The input START
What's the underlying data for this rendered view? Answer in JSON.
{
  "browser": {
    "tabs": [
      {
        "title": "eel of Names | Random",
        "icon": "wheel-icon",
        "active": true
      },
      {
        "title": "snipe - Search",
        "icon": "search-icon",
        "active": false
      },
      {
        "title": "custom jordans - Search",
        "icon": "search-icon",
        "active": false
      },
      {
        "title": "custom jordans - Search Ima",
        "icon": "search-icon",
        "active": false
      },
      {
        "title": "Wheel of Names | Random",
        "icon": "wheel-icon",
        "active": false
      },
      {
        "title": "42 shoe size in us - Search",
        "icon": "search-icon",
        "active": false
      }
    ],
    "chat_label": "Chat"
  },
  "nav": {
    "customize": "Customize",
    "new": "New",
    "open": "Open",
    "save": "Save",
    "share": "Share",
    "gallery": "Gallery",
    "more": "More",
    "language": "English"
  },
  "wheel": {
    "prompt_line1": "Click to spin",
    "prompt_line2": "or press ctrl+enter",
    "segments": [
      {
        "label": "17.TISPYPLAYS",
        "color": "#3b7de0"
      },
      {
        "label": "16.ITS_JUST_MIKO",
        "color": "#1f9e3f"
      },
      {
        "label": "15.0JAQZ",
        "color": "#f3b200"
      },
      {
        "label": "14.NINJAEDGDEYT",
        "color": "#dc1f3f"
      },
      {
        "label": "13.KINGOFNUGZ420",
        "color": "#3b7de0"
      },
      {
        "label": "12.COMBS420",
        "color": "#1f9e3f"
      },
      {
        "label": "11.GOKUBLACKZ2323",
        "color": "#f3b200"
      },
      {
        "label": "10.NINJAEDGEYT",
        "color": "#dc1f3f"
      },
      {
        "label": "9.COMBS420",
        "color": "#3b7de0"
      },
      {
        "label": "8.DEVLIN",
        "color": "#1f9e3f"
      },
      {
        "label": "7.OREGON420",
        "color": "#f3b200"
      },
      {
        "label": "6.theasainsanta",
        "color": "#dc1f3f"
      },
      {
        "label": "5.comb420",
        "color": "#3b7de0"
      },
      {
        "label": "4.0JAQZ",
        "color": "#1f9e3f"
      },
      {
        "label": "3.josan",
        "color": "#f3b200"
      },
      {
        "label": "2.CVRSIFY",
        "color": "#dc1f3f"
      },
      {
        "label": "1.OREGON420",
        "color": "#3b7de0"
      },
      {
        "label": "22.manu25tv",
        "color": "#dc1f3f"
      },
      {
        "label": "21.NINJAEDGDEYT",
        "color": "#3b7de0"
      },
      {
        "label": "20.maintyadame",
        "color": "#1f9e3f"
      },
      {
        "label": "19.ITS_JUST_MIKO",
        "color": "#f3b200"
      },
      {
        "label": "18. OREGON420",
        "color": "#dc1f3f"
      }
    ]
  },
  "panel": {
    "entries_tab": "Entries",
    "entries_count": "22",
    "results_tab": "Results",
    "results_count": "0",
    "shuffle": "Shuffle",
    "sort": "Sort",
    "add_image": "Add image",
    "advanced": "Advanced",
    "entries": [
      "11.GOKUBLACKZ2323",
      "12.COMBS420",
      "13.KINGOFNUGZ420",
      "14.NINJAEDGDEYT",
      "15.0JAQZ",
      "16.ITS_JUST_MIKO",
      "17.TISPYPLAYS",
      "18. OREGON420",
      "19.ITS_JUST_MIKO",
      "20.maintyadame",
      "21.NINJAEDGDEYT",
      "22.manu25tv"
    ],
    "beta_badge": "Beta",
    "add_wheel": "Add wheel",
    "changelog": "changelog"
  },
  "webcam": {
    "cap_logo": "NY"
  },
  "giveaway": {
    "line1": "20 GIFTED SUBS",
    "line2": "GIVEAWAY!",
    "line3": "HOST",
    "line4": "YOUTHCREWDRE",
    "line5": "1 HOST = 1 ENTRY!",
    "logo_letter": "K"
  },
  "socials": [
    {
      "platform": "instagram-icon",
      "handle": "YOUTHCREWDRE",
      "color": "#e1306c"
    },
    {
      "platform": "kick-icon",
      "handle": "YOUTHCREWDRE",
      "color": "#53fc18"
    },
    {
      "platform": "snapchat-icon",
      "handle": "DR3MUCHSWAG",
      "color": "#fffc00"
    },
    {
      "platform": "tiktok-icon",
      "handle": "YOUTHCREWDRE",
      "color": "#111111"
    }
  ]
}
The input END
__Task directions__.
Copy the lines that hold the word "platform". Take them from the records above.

__Worked solution__.
      "platform": "instagram-icon",
      "platform": "kick-icon",
      "platform": "snapchat-icon",
      "platform": "tiktok-icon",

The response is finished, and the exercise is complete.